Last Updated on Thursday, 1 September, 2022 at 11:52 am by Andre Camilleri
Clint Flores is an economist
Rudimentary lectures of economic theory introduce pupils to autocratic economic models compared to the capitalist system. Those fortunate enough would later learn about Friedrich Von Hayek and John Maynard Keynes, with the former arguing that any intervention by the state would stifle the market economy with the latter counterarguing that market failures must be corrected through an interventionist approach. Von Hayek supported the notion of libertarianism and linked government intervention to serfdom. Later, Milton Friedman built on Hayek’s economic theory and connected freedom to capitalism. Whether an economist supports the Keynesian or Hayekian economic theory, it is a matter of choice akin to religious beliefs. Certainly, I pertain to Keynes’ school of economic thought and strongly reject the relationship between government intervention and serfdom.
In recent years, Malta adopted a neo-liberal economic model when it came to the private sector, embracing the capitalist system and the holders of capital. Whether this approach was sensible to induce private sector confidence to in turn create jobs, it is a matter of public opinion. However, statistics show that Malta experienced an economic boom in the years preceding the pandemic. Consequently, the country needed additional labour supply to sustain economic growth, which was mainly fuelled by local consumption, construction and FDI. As a result, thousands of workers were imported from third countries. Government competed for some of the imported workers, who were assigned to the state’s elderly care homes, as well as hospitals and other medical care related activities. Undoubtedly, the state is present to provide for merit goods and services inter alia free hospital care and education, otherwise the Gini Coefficient would be skewed towards high inequality of income.
Furthermore, different economic operators in the construction and retail industries experienced undue problems to attract workers and this could be related to several factors including the wages paid. Equally, requests at Identity Malta by different economic operators, to process documents for third country nationals, grew exponentially. The increase in economic expansion, as well as the associated surge in the population growth, created ancillary pressures to our limited territory, especially on the country’s infrastructure and in the housing rental market. This resulted in a spike in the residential rent prices, at times to uncontainable levels. Absurdly, some residential adverts were pricing rooms for rent at €400 per month. The causality of the increase in the price of the rent prices was and is still unclear. This led to a situation where the commercial rent prices moved in tandem with that of the residential rent prices and as a result the costs of private enterprises increased.
Eventually, the state intervened to correct what we economists call market failure and introduced a new regulation.
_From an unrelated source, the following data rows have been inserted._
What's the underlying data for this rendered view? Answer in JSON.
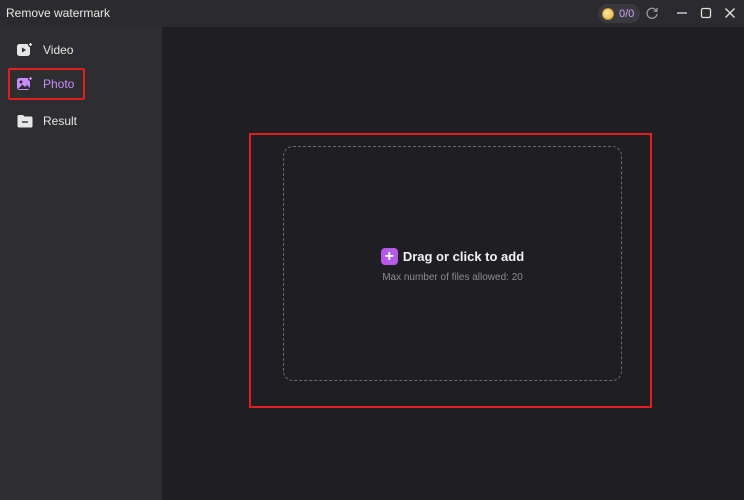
{
  "window": {
    "title": "Remove watermark",
    "credits": "0/0"
  },
  "icons": {
    "coin": "coin-icon",
    "refresh": "refresh-icon",
    "minimize": "minimize-icon",
    "maximize": "maximize-icon",
    "close": "close-icon",
    "video": "video-icon",
    "photo": "photo-icon",
    "result": "folder-icon",
    "add": "plus-icon"
  },
  "sidebar": {
    "items": [
      {
        "label": "Video",
        "active": false
      },
      {
        "label": "Photo",
        "active": true
      },
      {
        "label": "Result",
        "active": false
      }
    ]
  },
  "dropzone": {
    "plus": "+",
    "label": "Drag or click to add",
    "hint": "Max number of files allowed: 20"
  },
  "colors": {
    "accent": "#b45ae8",
    "active_label": "#c98cff",
    "highlight_border": "#e02020",
    "sidebar_bg": "#2e2e31",
    "main_bg": "#1f1f23"
  }
}
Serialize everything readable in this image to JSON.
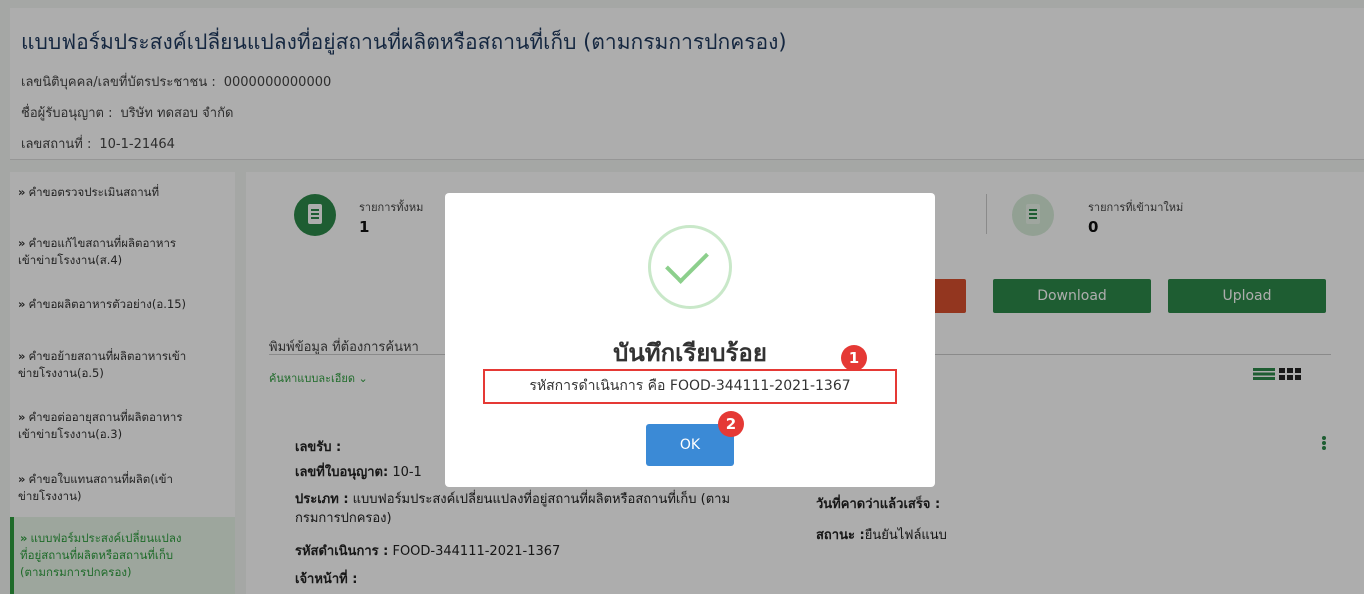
{
  "header": {
    "title": "แบบฟอร์มประสงค์เปลี่ยนแปลงที่อยู่สถานที่ผลิตหรือสถานที่เก็บ (ตามกรมการปกครอง)",
    "id_label": "เลขนิติบุคคล/เลขที่บัตรประชาชน :",
    "id_value": "0000000000000",
    "licensee_label": "ชื่อผู้รับอนุญาต :",
    "licensee_value": "บริษัท ทดสอบ จำกัด",
    "place_label": "เลขสถานที่ :",
    "place_value": "10-1-21464"
  },
  "sidebar": {
    "arrow": "»",
    "items": [
      {
        "label": "คำขอตรวจประเมินสถานที่"
      },
      {
        "label": "คำขอแก้ไขสถานที่ผลิตอาหาร",
        "label2": "เข้าข่ายโรงงาน(ส.4)"
      },
      {
        "label": "คำขอผลิตอาหารตัวอย่าง(อ.15)"
      },
      {
        "label": "คำขอย้ายสถานที่ผลิตอาหารเข้า",
        "label2": "ข่ายโรงงาน(อ.5)"
      },
      {
        "label": "คำขอต่ออายุสถานที่ผลิตอาหาร",
        "label2": "เข้าข่ายโรงงาน(อ.3)"
      },
      {
        "label": "คำขอใบแทนสถานที่ผลิต(เข้า",
        "label2": "ข่ายโรงงาน)"
      },
      {
        "label": "แบบฟอร์มประสงค์เปลี่ยนแปลง",
        "label2": "ที่อยู่สถานที่ผลิตหรือสถานที่เก็บ",
        "label3": "(ตามกรมการปกครอง)"
      }
    ]
  },
  "stats": {
    "total_label": "รายการทั้งหม",
    "total_value": "1",
    "new_label": "รายการที่เข้ามาใหม่",
    "new_value": "0"
  },
  "buttons": {
    "download": "Download",
    "upload": "Upload"
  },
  "search": {
    "label": "พิมพ์ข้อมูล ที่ต้องการค้นหา",
    "advanced": "ค้นหาแบบละเอียด ⌄"
  },
  "detail": {
    "receipt_label": "เลขรับ :",
    "license_label": "เลขที่ใบอนุญาต:",
    "license_value": "10-1",
    "type_label": "ประเภท :",
    "type_value": "แบบฟอร์มประสงค์เปลี่ยนแปลงที่อยู่สถานที่ผลิตหรือสถานที่เก็บ (ตาม",
    "type_value2": "กรมการปกครอง)",
    "code_label": "รหัสดำเนินการ :",
    "code_value": "FOOD-344111-2021-1367",
    "officer_label": "เจ้าหน้าที่ :",
    "due_label": "วันที่คาดว่าแล้วเสร็จ :",
    "status_label": "สถานะ :",
    "status_value": "ยืนยันไฟล์แนบ"
  },
  "modal": {
    "title": "บันทึกเรียบร้อย",
    "message": "รหัสการดำเนินการ คือ FOOD-344111-2021-1367",
    "ok": "OK",
    "badge1": "1",
    "badge2": "2"
  },
  "colors": {
    "primary_green": "#2d8a4a",
    "ok_blue": "#3b8ad6",
    "highlight_red": "#e53935"
  }
}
The regulation required every property-owner to register the rental contract with the Housing Authority and to clearly list the number of tenants living in the building. The requirements came in time to curb abuses, as the unfettered rental market was fuelling price and other non-price related exploitations. Clearly, many of the third country nationals search for accommodation in the areas of Blata l-Bajda, Msida, Marsa and Ħamrun.
In fact, the town of Ħamrun is quite popular with third country nationals. The last time I visited the town, was on the occasion of the renowned St Gaetan annual gathering. After an absence of almost eight years, during that week I tried to spend most of the evenings with the local community. While I was wandering through St Joseph High Street, I noticed the spawning of a significant number of shops, pertaining mostly to foreigners hailing from the MENA and Horn of Africa regions. In part, it reminded me of a particular area close to Ixelles in Brussels.
On one of the evenings, at around midnight, I was walking down St Joseph Street towards Blata l-Bajda, and few of these essential stores were still open for the public. I entered one of them to purchase some fruit and to also test the person’s reaction behind the counter. The man, of African origins, spoke perfect Maltese and he gently asked me whether I am a foreigner. A colleague of his was beside him counting the cash of the day. It honestly reminded me of the essential shops that you find open late at night around the Grand Place in Brussels.
The opening of a store to cater for the essential needs of the Ħamrun community is fundamentally respectable. However, I was muttering to myself about the lack of labour supply in Malta. Lately, the Chamber of Commerce proposed the rapid process of Visa applications for the entry of third country nationals in Malta, because the commercial industry is experiencing a shortage in the supply of labour. What struck me most though, was the contrast between what the employers are demanding and the disproportionate growth in the number of essential stores on the ground. I was asking myself whether the country needs all these stores, as those behind the counter may perhaps be absorbed by the private industry in more productive employment.
The latest economic forecasts show that growth and low unemployment will be sustained in the coming years. However, if the shortage of labour supply is not addressed in the short- to medium-term economic growth can be stifled. Hence, I truly believe that we must utilise all those that are able and willing to work in Malta and perhaps upskill workers before supplying additional store licenses to third country nationals.
To conclude, neoliberalism is certainly occurring in the town of Ħamrun and the advocates of Hayek may wish to move within the area to possibly research about the night economy. However, I sincerely hope that the stores are indeed catering for the essential needs of the Ħamrun community and are not used to circumvent the residential rent law.